-------- SUPPLIED DATA

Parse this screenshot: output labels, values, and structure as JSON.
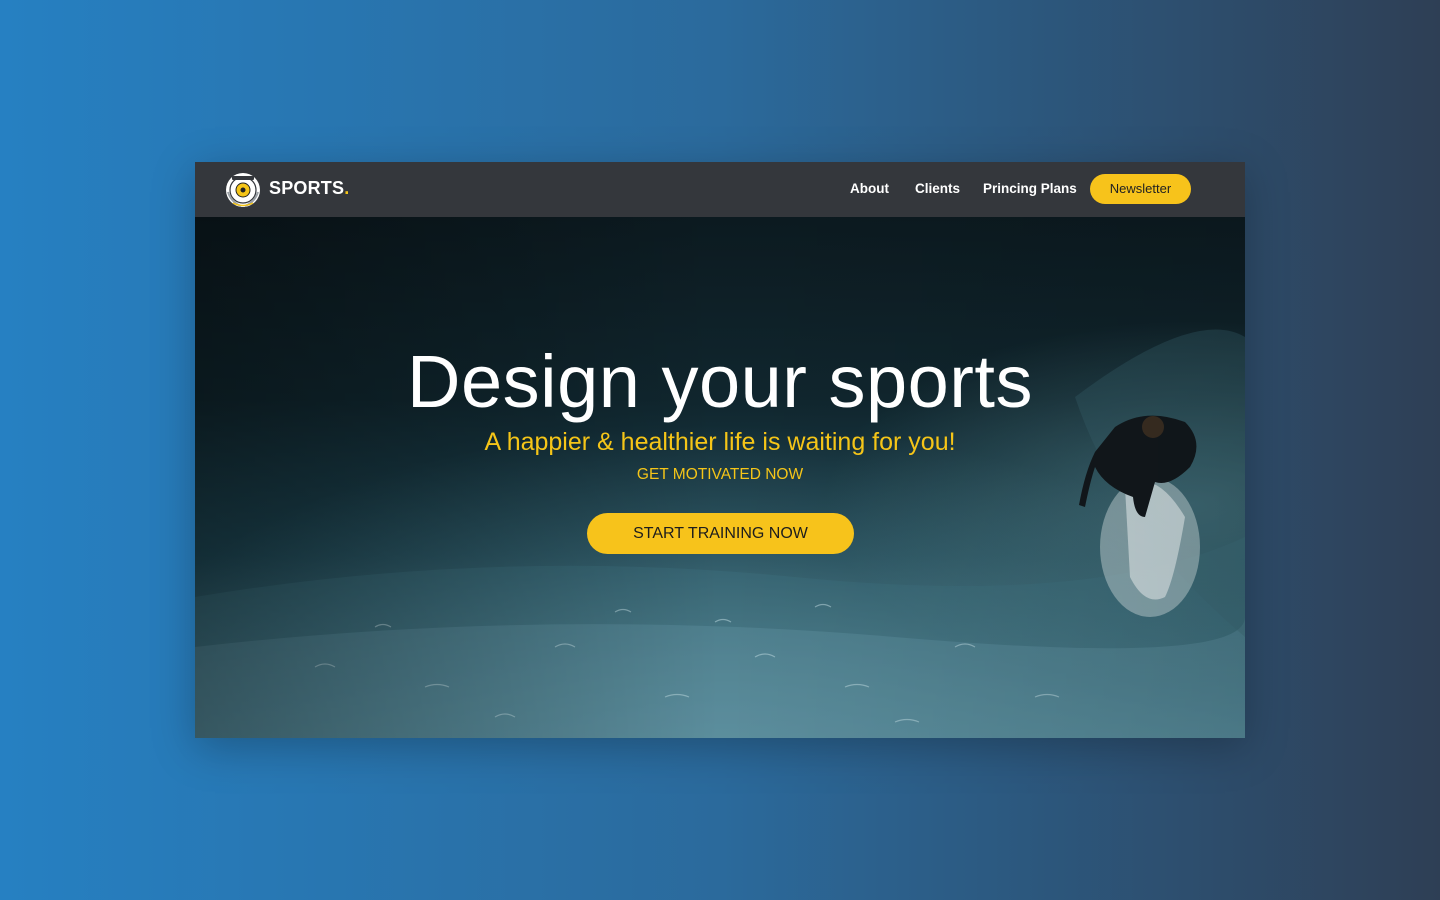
{
  "brand": {
    "name": "SPORTS",
    "dot": "."
  },
  "nav": {
    "links": [
      {
        "label": "About"
      },
      {
        "label": "Clients"
      },
      {
        "label": "Princing Plans"
      }
    ],
    "newsletter_label": "Newsletter"
  },
  "hero": {
    "title": "Design your sports",
    "subtitle": "A happier & healthier life is waiting for you!",
    "tag": "GET MOTIVATED NOW",
    "cta_label": "START TRAINING NOW"
  },
  "colors": {
    "accent": "#f7c31b",
    "navbar": "#34373c",
    "page_gradient_start": "#2680c2",
    "page_gradient_end": "#2e3f55"
  },
  "icons": {
    "logo": "club-emblem-icon"
  }
}
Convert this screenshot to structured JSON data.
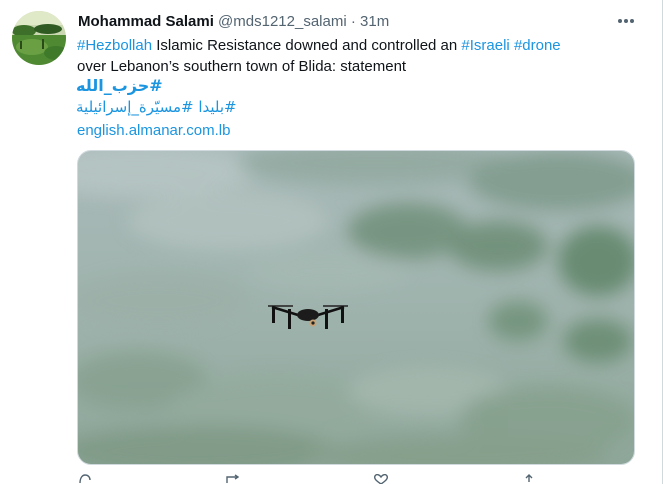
{
  "tweet": {
    "author_name": "Mohammad Salami",
    "handle": "@mds1212_salami",
    "separator": "·",
    "time": "31m",
    "more_icon": "ellipsis-icon",
    "text": {
      "line1": [
        {
          "kind": "tag",
          "value": "#Hezbollah"
        },
        {
          "kind": "text",
          "value": " Islamic Resistance downed and controlled an "
        },
        {
          "kind": "tag",
          "value": "#Israeli"
        },
        {
          "kind": "text",
          "value": " "
        },
        {
          "kind": "tag",
          "value": "#drone"
        }
      ],
      "line2": "over Lebanon’s southern town of Blida: statement",
      "arabic_tag_1": "#حزب_الله",
      "arabic_tags_2": "#بليدا #مسيّرة_إسرائيلية",
      "link": "english.almanar.com.lb"
    },
    "media": {
      "kind": "photo",
      "subject": "drone-in-flight"
    },
    "actions": [
      "reply-icon",
      "retweet-icon",
      "like-icon",
      "share-icon"
    ]
  },
  "colors": {
    "link": "#1b95e0",
    "text": "#0f1419",
    "muted": "#536471"
  }
}
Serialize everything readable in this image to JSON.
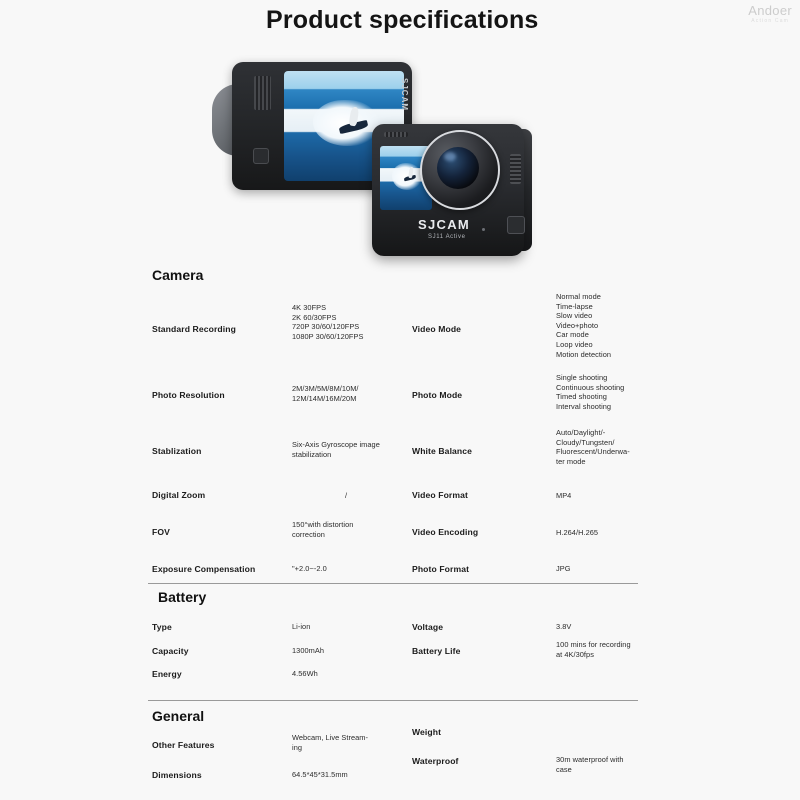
{
  "header": {
    "title": "Product specifications",
    "watermark_main": "Andoer",
    "watermark_sub": "Action Cam"
  },
  "product_images": {
    "rear_camera_brand": "SJCAM",
    "front_camera_brand": "SJCAM",
    "front_camera_model": "SJ11 Active"
  },
  "sections": [
    {
      "title": "Camera",
      "rows": [
        {
          "left_label": "Standard Recording",
          "left_value": "4K 30FPS\n2K 60/30FPS\n720P 30/60/120FPS\n1080P 30/60/120FPS",
          "right_label": "Video Mode",
          "right_value": "Normal mode\nTime-lapse\nSlow video\nVideo+photo\nCar mode\nLoop video\nMotion detection"
        },
        {
          "left_label": "Photo Resolution",
          "left_value": "2M/3M/5M/8M/10M/\n12M/14M/16M/20M",
          "right_label": "Photo Mode",
          "right_value": "Single shooting\nContinuous shooting\nTimed shooting\nInterval shooting"
        },
        {
          "left_label": "Stablization",
          "left_value": "Six-Axis Gyroscope image\nstabilization",
          "right_label": "White Balance",
          "right_value": "Auto/Daylight/-\nCloudy/Tungsten/\nFluorescent/Underwa-\nter mode"
        },
        {
          "left_label": "Digital Zoom",
          "left_value": "/",
          "right_label": "Video Format",
          "right_value": "MP4"
        },
        {
          "left_label": "FOV",
          "left_value": "150°with distortion\ncorrection",
          "right_label": "Video Encoding",
          "right_value": "H.264/H.265"
        },
        {
          "left_label": "Exposure Compensation",
          "left_value": "\"+2.0~-2.0",
          "right_label": "Photo Format",
          "right_value": "JPG"
        }
      ]
    },
    {
      "title": "Battery",
      "rows": [
        {
          "left_label": "Type",
          "left_value": "Li-ion",
          "right_label": "Voltage",
          "right_value": "3.8V"
        },
        {
          "left_label": "Capacity",
          "left_value": "1300mAh",
          "right_label": "Battery Life",
          "right_value": "100 mins for recording\nat 4K/30fps"
        },
        {
          "left_label": "Energy",
          "left_value": "4.56Wh",
          "right_label": "",
          "right_value": ""
        }
      ]
    },
    {
      "title": "General",
      "rows": [
        {
          "left_label": "Other Features",
          "left_value": "Webcam, Live Stream-\ning",
          "right_label": "Weight",
          "right_value": ""
        },
        {
          "left_label": "Dimensions",
          "left_value": "64.5*45*31.5mm",
          "right_label": "Waterproof",
          "right_value": "30m waterproof with\ncase"
        }
      ]
    }
  ]
}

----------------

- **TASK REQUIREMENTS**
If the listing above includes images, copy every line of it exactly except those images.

- **ANSWER TO THIS EXERCISE**
Parse this screenshot: output labels, values, and structure as JSON.
{
  "brand": {
    "name": "SPORTS",
    "dot": "."
  },
  "nav": {
    "links": [
      {
        "label": "About"
      },
      {
        "label": "Clients"
      },
      {
        "label": "Princing Plans"
      }
    ],
    "newsletter_label": "Newsletter"
  },
  "hero": {
    "title": "Design your sports",
    "subtitle": "A happier & healthier life is waiting for you!",
    "tag": "GET MOTIVATED NOW",
    "cta_label": "START TRAINING NOW"
  },
  "colors": {
    "accent": "#f7c31b",
    "navbar": "#34373c",
    "page_gradient_start": "#2680c2",
    "page_gradient_end": "#2e3f55"
  },
  "icons": {
    "logo": "club-emblem-icon"
  }
}
Convert this screenshot to structured JSON data.
{
  "tweet": {
    "author_name": "Mohammad Salami",
    "handle": "@mds1212_salami",
    "separator": "·",
    "time": "31m",
    "more_icon": "ellipsis-icon",
    "text": {
      "line1": [
        {
          "kind": "tag",
          "value": "#Hezbollah"
        },
        {
          "kind": "text",
          "value": " Islamic Resistance downed and controlled an "
        },
        {
          "kind": "tag",
          "value": "#Israeli"
        },
        {
          "kind": "text",
          "value": " "
        },
        {
          "kind": "tag",
          "value": "#drone"
        }
      ],
      "line2": "over Lebanon’s southern town of Blida: statement",
      "arabic_tag_1": "#حزب_الله",
      "arabic_tags_2": "#بليدا #مسيّرة_إسرائيلية",
      "link": "english.almanar.com.lb"
    },
    "media": {
      "kind": "photo",
      "subject": "drone-in-flight"
    },
    "actions": [
      "reply-icon",
      "retweet-icon",
      "like-icon",
      "share-icon"
    ]
  },
  "colors": {
    "link": "#1b95e0",
    "text": "#0f1419",
    "muted": "#536471"
  }
}
Serialize everything readable in this image to JSON.
{
  "header": {
    "title": "Product specifications",
    "watermark_main": "Andoer",
    "watermark_sub": "Action Cam"
  },
  "product_images": {
    "rear_camera_brand": "SJCAM",
    "front_camera_brand": "SJCAM",
    "front_camera_model": "SJ11 Active"
  },
  "sections": [
    {
      "title": "Camera",
      "rows": [
        {
          "left_label": "Standard Recording",
          "left_value": "4K 30FPS\n2K 60/30FPS\n720P 30/60/120FPS\n1080P 30/60/120FPS",
          "right_label": "Video Mode",
          "right_value": "Normal mode\nTime-lapse\nSlow video\nVideo+photo\nCar mode\nLoop video\nMotion detection"
        },
        {
          "left_label": "Photo Resolution",
          "left_value": "2M/3M/5M/8M/10M/\n12M/14M/16M/20M",
          "right_label": "Photo Mode",
          "right_value": "Single shooting\nContinuous shooting\nTimed shooting\nInterval shooting"
        },
        {
          "left_label": "Stablization",
          "left_value": "Six-Axis Gyroscope image\nstabilization",
          "right_label": "White Balance",
          "right_value": "Auto/Daylight/-\nCloudy/Tungsten/\nFluorescent/Underwa-\nter mode"
        },
        {
          "left_label": "Digital Zoom",
          "left_value": "/",
          "right_label": "Video Format",
          "right_value": "MP4"
        },
        {
          "left_label": "FOV",
          "left_value": "150°with distortion\ncorrection",
          "right_label": "Video Encoding",
          "right_value": "H.264/H.265"
        },
        {
          "left_label": "Exposure Compensation",
          "left_value": "\"+2.0~-2.0",
          "right_label": "Photo Format",
          "right_value": "JPG"
        }
      ]
    },
    {
      "title": "Battery",
      "rows": [
        {
          "left_label": "Type",
          "left_value": "Li-ion",
          "right_label": "Voltage",
          "right_value": "3.8V"
        },
        {
          "left_label": "Capacity",
          "left_value": "1300mAh",
          "right_label": "Battery Life",
          "right_value": "100 mins for recording\nat 4K/30fps"
        },
        {
          "left_label": "Energy",
          "left_value": "4.56Wh",
          "right_label": "",
          "right_value": ""
        }
      ]
    },
    {
      "title": "General",
      "rows": [
        {
          "left_label": "Other Features",
          "left_value": "Webcam, Live Stream-\ning",
          "right_label": "Weight",
          "right_value": ""
        },
        {
          "left_label": "Dimensions",
          "left_value": "64.5*45*31.5mm",
          "right_label": "Waterproof",
          "right_value": "30m waterproof with\ncase"
        }
      ]
    }
  ]
}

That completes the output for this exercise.